Constitutional right to live in a healthy environment; Belgian Constitution; Article 8 ECHR; private nuisnace.
Since 1994, the right to a healthy environment has been recognized under Article 23 of the Belgian Constitution. It contains a standstill clause, which precludes the authorities from reducing substantially the level of environmental protection without reasons of public interest. The effectiveness of Article 23 of the Constitution has remained unclear for a long period. Therefore, the legal protection of the environment has more often been achieved through reliance on the right to respect for private and family life, guaranteed by Article 22 of the Belgian Constitution and by Article 8 of the European Convention for the Protection of Human Rights and Fundamental Freedoms (ECHR), both of which have provisions with direct effect. The scope of protection of Article 23 of the Constitution is broader than the one provided by Article 22 of the Constitution and Article 8 of the ECHR, which is limited to nuisances with an effect on the person’s private or family sphere, excluding a more general protection of the environment. However, the standstill provision in Article 23 only precludes the State from decreasing the level of protection of a healthy environment where this protection is provided for by law. It does not preclude retrogressions regarding ‘factual’ situations. In this regard, claims founded on Article 8 of the ECHR and Article 22 of the Constitution still have their utility.
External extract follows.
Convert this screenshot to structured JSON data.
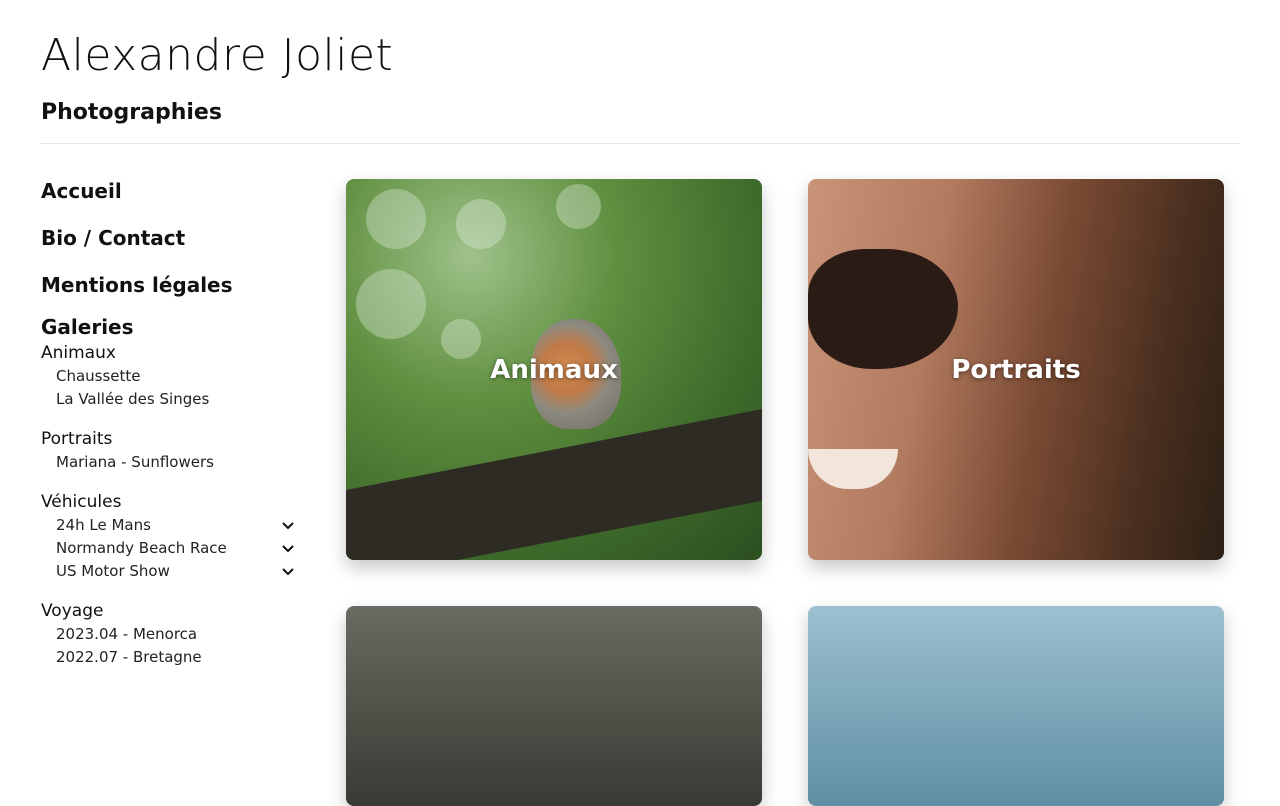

As a result, Article 23 and Article 22 of the Constitution and Article 8 of the ECHR are complementary to a certain degree.
(2007) 16(3) Review of European Community & International Environmental Law, 287-297.